Wherever the string "title" shows up in the material below, copy that line.
(MATERIAL PROVIDED)
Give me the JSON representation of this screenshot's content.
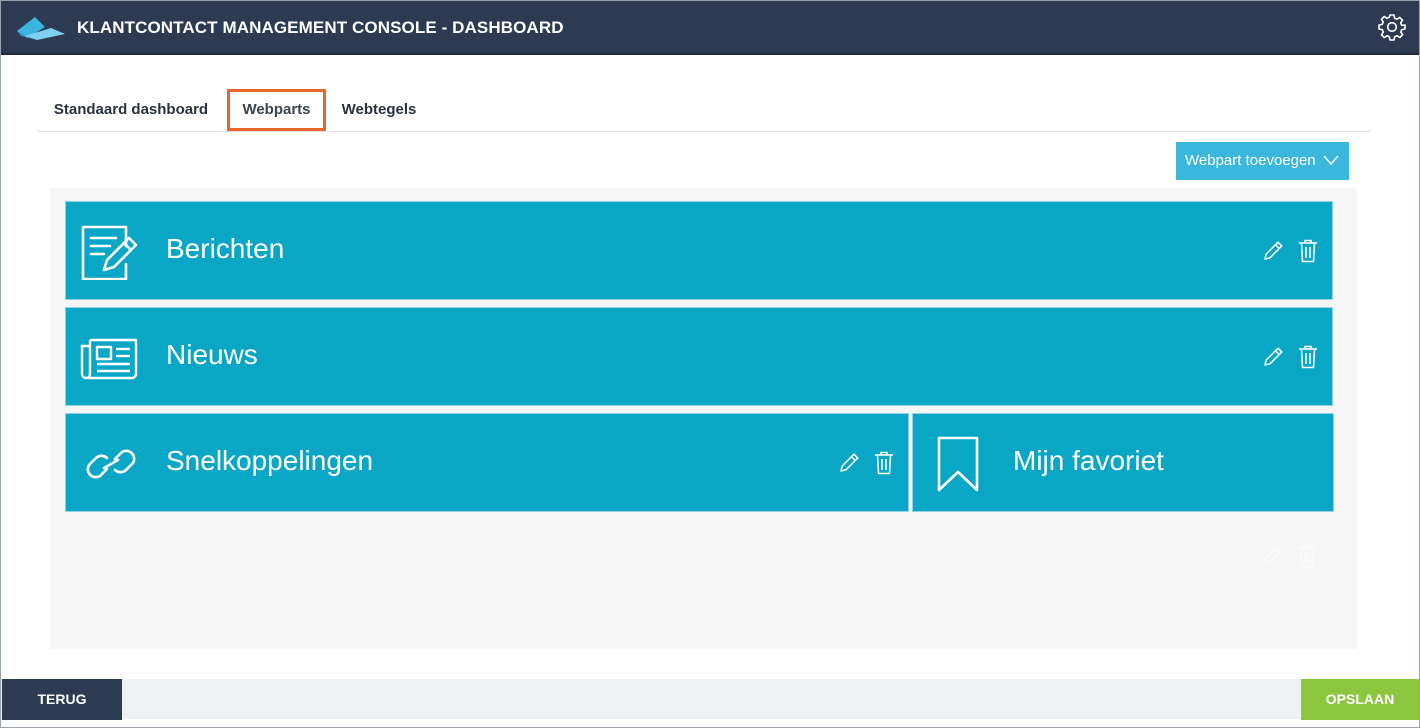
{
  "header": {
    "title": "KLANTCONTACT MANAGEMENT CONSOLE - DASHBOARD",
    "logo_icon": "logo-icon",
    "settings_icon": "gear-icon"
  },
  "tabs": [
    {
      "label": "Standaard dashboard",
      "active": false
    },
    {
      "label": "Webparts",
      "active": true
    },
    {
      "label": "Webtegels",
      "active": false
    }
  ],
  "toolbar": {
    "add_label": "Webpart toevoegen",
    "add_icon": "chevron-down-icon"
  },
  "webparts": [
    {
      "label": "Berichten",
      "icon": "message-edit-icon"
    },
    {
      "label": "Nieuws",
      "icon": "newspaper-icon"
    },
    {
      "label": "Snelkoppelingen",
      "icon": "link-icon"
    },
    {
      "label": "Mijn favoriet",
      "icon": "bookmark-icon"
    }
  ],
  "footer": {
    "back_label": "TERUG",
    "save_label": "OPSLAAN"
  },
  "colors": {
    "header_bg": "#2d3b52",
    "tile_bg": "#0aa6c5",
    "add_button": "#3bb7de",
    "active_tab_outline": "#e8652b",
    "save_button": "#8cc63f"
  }
}
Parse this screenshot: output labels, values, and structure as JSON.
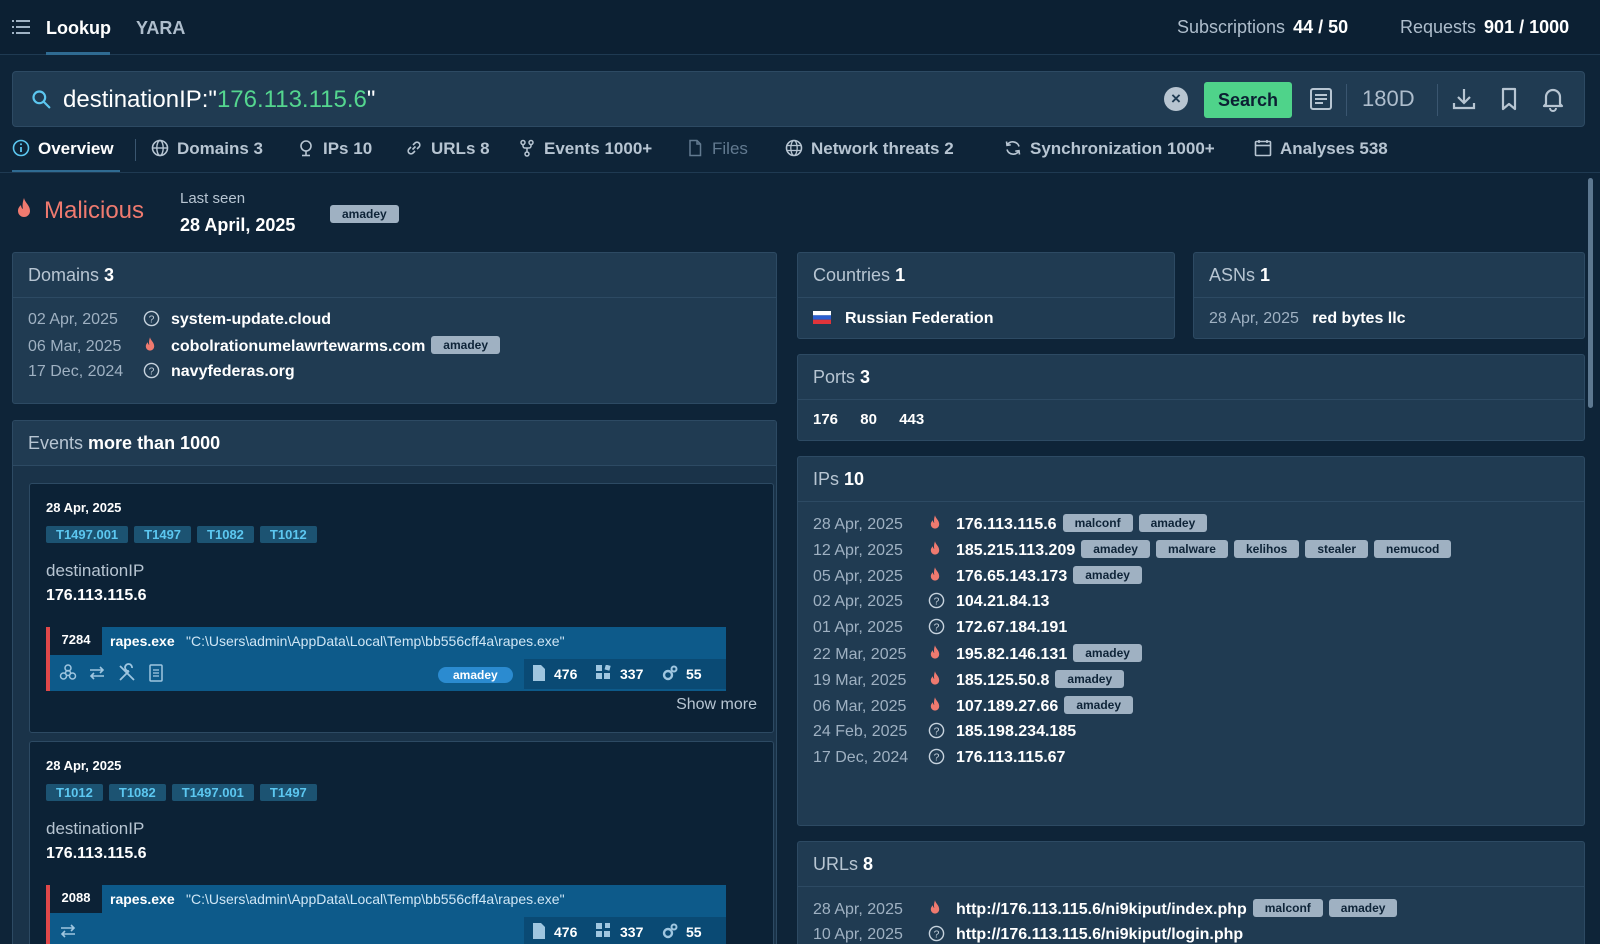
{
  "topbar": {
    "tabs": [
      "Lookup",
      "YARA"
    ],
    "subscriptions_label": "Subscriptions",
    "subscriptions_value": "44 / 50",
    "requests_label": "Requests",
    "requests_value": "901 / 1000"
  },
  "search": {
    "query_prefix": "destinationIP:\"",
    "query_ip": "176.113.115.6",
    "query_suffix": "\"",
    "search_label": "Search",
    "period": "180D"
  },
  "tabs": [
    {
      "label": "Overview",
      "icon": "info-icon"
    },
    {
      "label": "Domains 3",
      "icon": "globe-icon"
    },
    {
      "label": "IPs 10",
      "icon": "location-pin-icon"
    },
    {
      "label": "URLs 8",
      "icon": "link-icon"
    },
    {
      "label": "Events 1000+",
      "icon": "fork-icon"
    },
    {
      "label": "Files",
      "icon": "file-icon"
    },
    {
      "label": "Network threats 2",
      "icon": "network-globe-icon"
    },
    {
      "label": "Synchronization 1000+",
      "icon": "sync-icon"
    },
    {
      "label": "Analyses 538",
      "icon": "calendar-icon"
    }
  ],
  "verdict": {
    "label": "Malicious",
    "last_seen_label": "Last seen",
    "last_seen_date": "28 April, 2025",
    "tag": "amadey"
  },
  "domains": {
    "title": "Domains",
    "count": "3",
    "items": [
      {
        "date": "02 Apr, 2025",
        "status": "unknown",
        "name": "system-update.cloud",
        "tags": []
      },
      {
        "date": "06 Mar, 2025",
        "status": "malicious",
        "name": "cobolrationumelawrtewarms.com",
        "tags": [
          "amadey"
        ]
      },
      {
        "date": "17 Dec, 2024",
        "status": "unknown",
        "name": "navyfederas.org",
        "tags": []
      }
    ]
  },
  "countries": {
    "title": "Countries",
    "count": "1",
    "items": [
      {
        "name": "Russian Federation"
      }
    ]
  },
  "asns": {
    "title": "ASNs",
    "count": "1",
    "items": [
      {
        "date": "28 Apr, 2025",
        "name": "red bytes llc"
      }
    ]
  },
  "ports": {
    "title": "Ports",
    "count": "3",
    "items": [
      "176",
      "80",
      "443"
    ]
  },
  "ips": {
    "title": "IPs",
    "count": "10",
    "items": [
      {
        "date": "28 Apr, 2025",
        "status": "malicious",
        "name": "176.113.115.6",
        "tags": [
          "malconf",
          "amadey"
        ]
      },
      {
        "date": "12 Apr, 2025",
        "status": "malicious",
        "name": "185.215.113.209",
        "tags": [
          "amadey",
          "malware",
          "kelihos",
          "stealer",
          "nemucod"
        ]
      },
      {
        "date": "05 Apr, 2025",
        "status": "malicious",
        "name": "176.65.143.173",
        "tags": [
          "amadey"
        ]
      },
      {
        "date": "02 Apr, 2025",
        "status": "unknown",
        "name": "104.21.84.13",
        "tags": []
      },
      {
        "date": "01 Apr, 2025",
        "status": "unknown",
        "name": "172.67.184.191",
        "tags": []
      },
      {
        "date": "22 Mar, 2025",
        "status": "malicious",
        "name": "195.82.146.131",
        "tags": [
          "amadey"
        ]
      },
      {
        "date": "19 Mar, 2025",
        "status": "malicious",
        "name": "185.125.50.8",
        "tags": [
          "amadey"
        ]
      },
      {
        "date": "06 Mar, 2025",
        "status": "malicious",
        "name": "107.189.27.66",
        "tags": [
          "amadey"
        ]
      },
      {
        "date": "24 Feb, 2025",
        "status": "unknown",
        "name": "185.198.234.185",
        "tags": []
      },
      {
        "date": "17 Dec, 2024",
        "status": "unknown",
        "name": "176.113.115.67",
        "tags": []
      }
    ]
  },
  "urls": {
    "title": "URLs",
    "count": "8",
    "items": [
      {
        "date": "28 Apr, 2025",
        "status": "malicious",
        "name": "http://176.113.115.6/ni9kiput/index.php",
        "tags": [
          "malconf",
          "amadey"
        ]
      },
      {
        "date": "10 Apr, 2025",
        "status": "unknown",
        "name": "http://176.113.115.6/ni9kiput/login.php",
        "tags": []
      }
    ]
  },
  "events": {
    "title": "Events",
    "count": "more than 1000",
    "items": [
      {
        "date": "28 Apr, 2025",
        "mitre": [
          "T1497.001",
          "T1497",
          "T1082",
          "T1012"
        ],
        "field_label": "destinationIP",
        "field_value": "176.113.115.6",
        "pid": "7284",
        "exe": "rapes.exe",
        "cmd": "\"C:\\Users\\admin\\AppData\\Local\\Temp\\bb556cff4a\\rapes.exe\"",
        "tag": "amadey",
        "files": "476",
        "registry": "337",
        "modules": "55",
        "show_more": "Show more"
      },
      {
        "date": "28 Apr, 2025",
        "mitre": [
          "T1012",
          "T1082",
          "T1497.001",
          "T1497"
        ],
        "field_label": "destinationIP",
        "field_value": "176.113.115.6",
        "pid": "2088",
        "exe": "rapes.exe",
        "cmd": "\"C:\\Users\\admin\\AppData\\Local\\Temp\\bb556cff4a\\rapes.exe\"",
        "files": "476",
        "registry": "337",
        "modules": "55"
      }
    ]
  },
  "colors": {
    "background": "#0e2438",
    "panel": "#203b52",
    "accent_green": "#4fd38a",
    "malicious": "#ef7a6f",
    "mitre_text": "#5cc7f0"
  }
}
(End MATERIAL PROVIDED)
[EXERCISE SOLUTION]
    "title": "KLANTCONTACT MANAGEMENT CONSOLE - DASHBOARD",
    "title": "Domains",
    "title": "Countries",
    "title": "ASNs",
    "title": "Ports",
    "title": "IPs",
    "title": "URLs",
    "title": "Events",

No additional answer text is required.